Dr. Julia Austin, Jennifer Greer, Kellie Carter
“Principles of Scientific Integrity” GRD 717
Decision tree adapted by Dr. Sara Vollmer from the earlier work of Dr. Betsy Holmes and Chad Sain
Questions to discern student perceptions:
Is plagiarism against the law?
Do you worry about “accidentally” committing plagiarism?
Can your professors easily detect plagiarism?
Do you believe that you need more training in order to avoid committing plagiarism?
What should you do if you discover that someone else has plagiarized?
Consider “Amanda’s Dilemma”
Students are given five brief written scenarios
They are asked to decide which of these do, or do not, represent plagiarism
Correct responses are then provided for discussion
Students recognize potential deficiencies in their understanding of plagiarism
Our scenarios were developed by staff at Empire State College of the State University of New York and have been used with permission.
You find an article that is perfect for your research paper. You know you should not copy entire sentences word-for-for word. Instead, you rearrange the sentences and replace the descriptive words with your own. You also add a complete footnote citing the page and the source. Is this an act of plagiarism?
Answer: YES. Even if you footnoted the source correctly, your paraphrased text is unacceptable. To paraphrase correctly, you must restate the original passage in your own words and in your own style. Reordering sentences or replacing adjectives is not enough.
Number of Respondents (286)
Gave me a definition of Plagiarism that was clear
Explained how to avoid Plagiarism
Discussed Plagiarism at the start of a major assignment
Plagiarism is academic dishonesty
Discussed Plagiarism throughout the course

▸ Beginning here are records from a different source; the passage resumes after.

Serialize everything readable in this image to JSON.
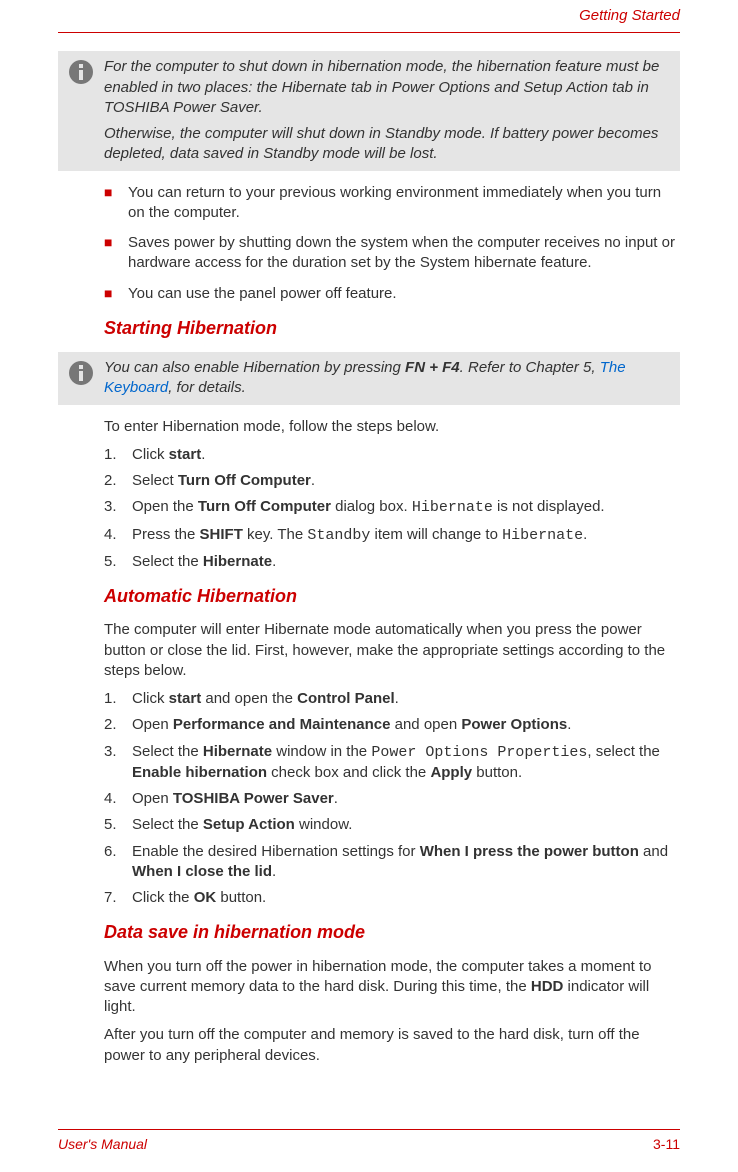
{
  "header": {
    "section": "Getting Started"
  },
  "note1": {
    "p1": "For the computer to shut down in hibernation mode, the hibernation feature must be enabled in two places: the Hibernate tab in Power Options and Setup Action tab in TOSHIBA Power Saver.",
    "p2": "Otherwise, the computer will shut down in Standby mode. If battery power becomes depleted, data saved in Standby mode will be lost."
  },
  "bullets1": [
    "You can return to your previous working environment immediately when you turn on the computer.",
    "Saves power by shutting down the system when the computer receives no input or hardware access for the duration set by the System hibernate feature.",
    "You can use the panel power off feature."
  ],
  "heading1": "Starting Hibernation",
  "note2": {
    "pre": "You can also enable Hibernation by pressing ",
    "keys": "FN + F4",
    "mid": ". Refer to Chapter 5, ",
    "link": "The Keyboard",
    "post": ", for details."
  },
  "para1": "To enter Hibernation mode, follow the steps below.",
  "steps1": {
    "s1_a": "Click ",
    "s1_b": "start",
    "s1_c": ".",
    "s2_a": "Select ",
    "s2_b": "Turn Off Computer",
    "s2_c": ".",
    "s3_a": "Open the ",
    "s3_b": "Turn Off Computer",
    "s3_c": " dialog box. ",
    "s3_d": "Hibernate",
    "s3_e": " is not displayed.",
    "s4_a": "Press the ",
    "s4_b": "SHIFT",
    "s4_c": " key. The ",
    "s4_d": "Standby",
    "s4_e": " item will change to ",
    "s4_f": "Hibernate",
    "s4_g": ".",
    "s5_a": "Select the ",
    "s5_b": "Hibernate",
    "s5_c": "."
  },
  "heading2": "Automatic Hibernation",
  "para2": "The computer will enter Hibernate mode automatically when you press the power button or close the lid. First, however, make the appropriate settings according to the steps below.",
  "steps2": {
    "s1_a": "Click ",
    "s1_b": "start",
    "s1_c": " and open the ",
    "s1_d": "Control Panel",
    "s1_e": ".",
    "s2_a": "Open ",
    "s2_b": "Performance and Maintenance",
    "s2_c": " and open ",
    "s2_d": "Power Options",
    "s2_e": ".",
    "s3_a": "Select the ",
    "s3_b": "Hibernate",
    "s3_c": " window in the ",
    "s3_d": "Power Options Properties",
    "s3_e": ", select the ",
    "s3_f": "Enable hibernation",
    "s3_g": " check box and click the ",
    "s3_h": "Apply",
    "s3_i": " button.",
    "s4_a": "Open ",
    "s4_b": "TOSHIBA Power Saver",
    "s4_c": ".",
    "s5_a": "Select the ",
    "s5_b": "Setup Action",
    "s5_c": " window.",
    "s6_a": "Enable the desired Hibernation settings for ",
    "s6_b": "When I press the power button",
    "s6_c": " and ",
    "s6_d": "When I close the lid",
    "s6_e": ".",
    "s7_a": "Click the ",
    "s7_b": "OK",
    "s7_c": " button."
  },
  "heading3": "Data save in hibernation mode",
  "para3_a": "When you turn off the power in hibernation mode, the computer takes a moment to save current memory data to the hard disk. During this time, the ",
  "para3_b": "HDD",
  "para3_c": " indicator will light.",
  "para4": "After you turn off the computer and memory is saved to the hard disk, turn off the power to any peripheral devices.",
  "footer": {
    "left": "User's Manual",
    "right": "3-11"
  }
}
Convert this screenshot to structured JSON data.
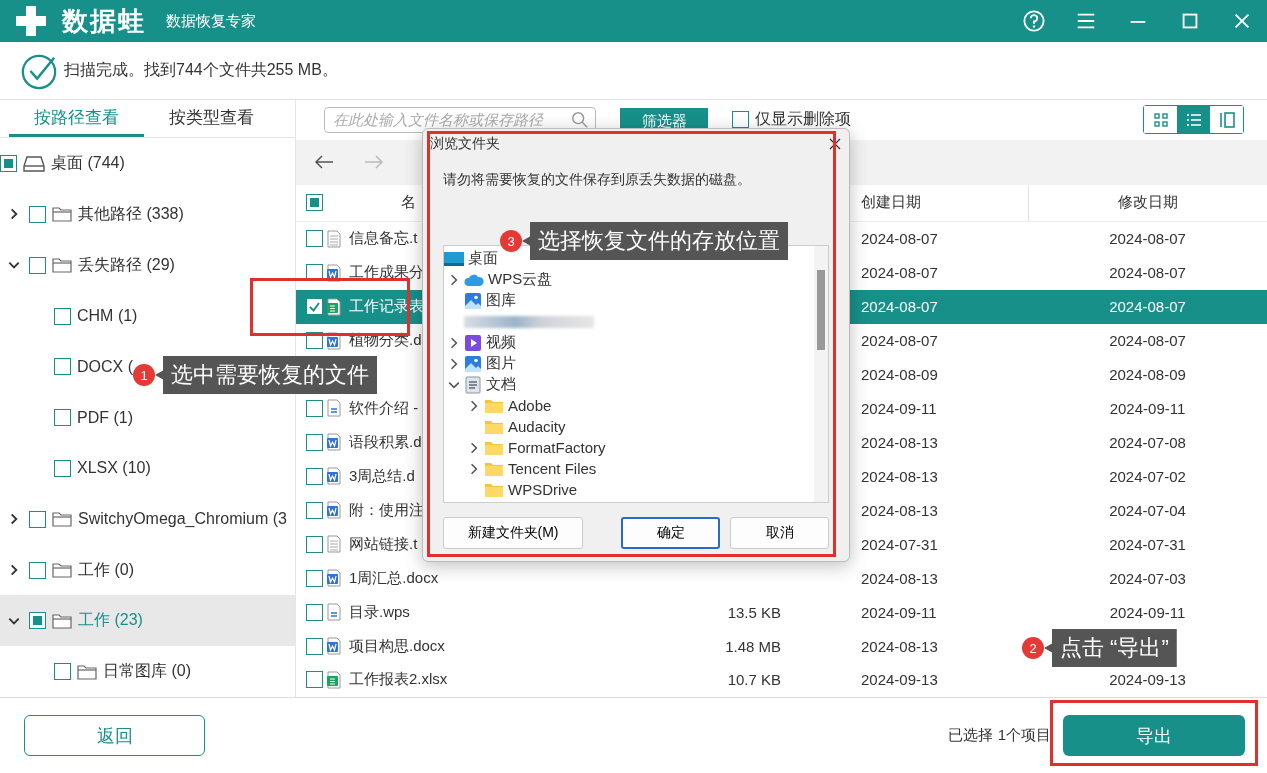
{
  "app": {
    "logo": "数据蛙",
    "subtitle": "数据恢复专家"
  },
  "status": "扫描完成。找到744个文件共255 MB。",
  "view_tabs": [
    {
      "label": "按路径查看",
      "selected": true
    },
    {
      "label": "按类型查看",
      "selected": false
    }
  ],
  "tree": [
    {
      "label": "桌面 (744)",
      "kind": "drive",
      "checked": false,
      "partial": true,
      "selected": false,
      "children": [
        {
          "label": "其他路径 (338)",
          "kind": "folder",
          "checked": false,
          "partial": false,
          "expanded": false,
          "selected": false
        },
        {
          "label": "丢失路径 (29)",
          "kind": "folder",
          "checked": false,
          "partial": false,
          "expanded": true,
          "selected": false,
          "children": [
            {
              "label": "CHM (1)",
              "kind": "type",
              "checked": false,
              "partial": false,
              "selected": false
            },
            {
              "label": "DOCX (",
              "kind": "type",
              "checked": false,
              "partial": false,
              "selected": false
            },
            {
              "label": "PDF (1)",
              "kind": "type",
              "checked": false,
              "partial": false,
              "selected": false
            },
            {
              "label": "XLSX (10)",
              "kind": "type",
              "checked": false,
              "partial": false,
              "selected": false
            }
          ]
        },
        {
          "label": "SwitchyOmega_Chromium (3",
          "kind": "folder",
          "checked": false,
          "partial": false,
          "expanded": false,
          "selected": false
        },
        {
          "label": "工作 (0)",
          "kind": "folder",
          "checked": false,
          "partial": false,
          "expanded": false,
          "selected": false
        },
        {
          "label": "工作 (23)",
          "kind": "folder",
          "checked": false,
          "partial": true,
          "expanded": true,
          "selected": true,
          "children": [
            {
              "label": "日常图库 (0)",
              "kind": "folder",
              "checked": false,
              "partial": false,
              "selected": false
            }
          ]
        }
      ]
    }
  ],
  "search": {
    "placeholder": "在此处输入文件名称或保存路径"
  },
  "filter_button": "筛选器",
  "deleted_only": {
    "label": "仅显示删除项",
    "checked": false
  },
  "view_modes": [
    {
      "kind": "grid",
      "selected": false
    },
    {
      "kind": "list",
      "selected": true
    },
    {
      "kind": "columns",
      "selected": false
    }
  ],
  "table": {
    "columns": [
      "名",
      "创建日期",
      "修改日期"
    ],
    "header": {
      "checked": false,
      "partial": true
    },
    "rows": [
      {
        "name": "信息备忘.t",
        "kind": "txt",
        "checked": false,
        "selected": false,
        "created": "2024-08-07",
        "modified": "2024-08-07"
      },
      {
        "name": "工作成果分",
        "kind": "word",
        "checked": false,
        "selected": false,
        "created": "2024-08-07",
        "modified": "2024-08-07"
      },
      {
        "name": "工作记录表",
        "kind": "sheet",
        "checked": true,
        "selected": true,
        "created": "2024-08-07",
        "modified": "2024-08-07"
      },
      {
        "name": "植物分类.d",
        "kind": "word",
        "checked": false,
        "selected": false,
        "created": "2024-08-07",
        "modified": "2024-08-07"
      },
      {
        "selected": false,
        "created": "2024-08-09",
        "modified": "2024-08-09"
      },
      {
        "name": "软件介绍 -",
        "kind": "wps",
        "checked": false,
        "selected": false,
        "created": "2024-09-11",
        "modified": "2024-09-11"
      },
      {
        "name": "语段积累.d",
        "kind": "word",
        "checked": false,
        "selected": false,
        "created": "2024-08-13",
        "modified": "2024-07-08"
      },
      {
        "name": "3周总结.d",
        "kind": "word",
        "checked": false,
        "selected": false,
        "created": "2024-08-13",
        "modified": "2024-07-02"
      },
      {
        "name": "附：使用注",
        "kind": "word",
        "checked": false,
        "selected": false,
        "created": "2024-08-13",
        "modified": "2024-07-04"
      },
      {
        "name": "网站链接.t",
        "kind": "txt",
        "checked": false,
        "selected": false,
        "created": "2024-07-31",
        "modified": "2024-07-31"
      },
      {
        "name": "1周汇总.docx",
        "kind": "word",
        "checked": false,
        "selected": false,
        "created": "2024-08-13",
        "modified": "2024-07-03"
      },
      {
        "name": "目录.wps",
        "kind": "wps",
        "checked": false,
        "selected": false,
        "size": "13.5 KB",
        "created": "2024-09-11",
        "modified": "2024-09-11"
      },
      {
        "name": "项目构思.docx",
        "kind": "word",
        "checked": false,
        "selected": false,
        "size": "1.48 MB",
        "created": "2024-08-13"
      },
      {
        "name": "工作报表2.xlsx",
        "kind": "sheet",
        "checked": false,
        "selected": false,
        "size": "10.7 KB",
        "created": "2024-09-13",
        "modified": "2024-09-13"
      }
    ]
  },
  "dialog": {
    "title": "浏览文件夹",
    "message": "请勿将需要恢复的文件保存到原丢失数据的磁盘。",
    "tree": [
      {
        "label": "桌面",
        "kind": "desktop",
        "children": [
          {
            "label": "WPS云盘",
            "kind": "cloud",
            "expanded": false
          },
          {
            "label": "图库",
            "kind": "gallery"
          },
          {
            "kind": "redacted"
          },
          {
            "label": "视频",
            "kind": "video",
            "expanded": false
          },
          {
            "label": "图片",
            "kind": "pictures",
            "expanded": false
          },
          {
            "label": "文档",
            "kind": "documents",
            "expanded": true,
            "children": [
              {
                "label": "Adobe",
                "kind": "folder",
                "expanded": false
              },
              {
                "label": "Audacity",
                "kind": "folder"
              },
              {
                "label": "FormatFactory",
                "kind": "folder",
                "expanded": false
              },
              {
                "label": "Tencent Files",
                "kind": "folder",
                "expanded": false
              },
              {
                "label": "WPSDrive",
                "kind": "folder"
              }
            ]
          }
        ]
      }
    ],
    "buttons": [
      {
        "label": "新建文件夹(M)",
        "focused": false
      },
      {
        "label": "确定",
        "focused": true
      },
      {
        "label": "取消",
        "focused": false
      }
    ]
  },
  "footer": {
    "back": "返回",
    "selection": "已选择 1个项目",
    "export": "导出"
  },
  "callouts": [
    {
      "number": "1",
      "text": "选中需要恢复的文件"
    },
    {
      "number": "3",
      "text": "选择恢复文件的存放位置"
    },
    {
      "number": "2",
      "text": "点击 “导出”"
    }
  ]
}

1 to 5 scale, with 1 being “not confident” and 5 being “very confident
Number of respondents: 286 (213 graduate students and 73 undergraduate engineering students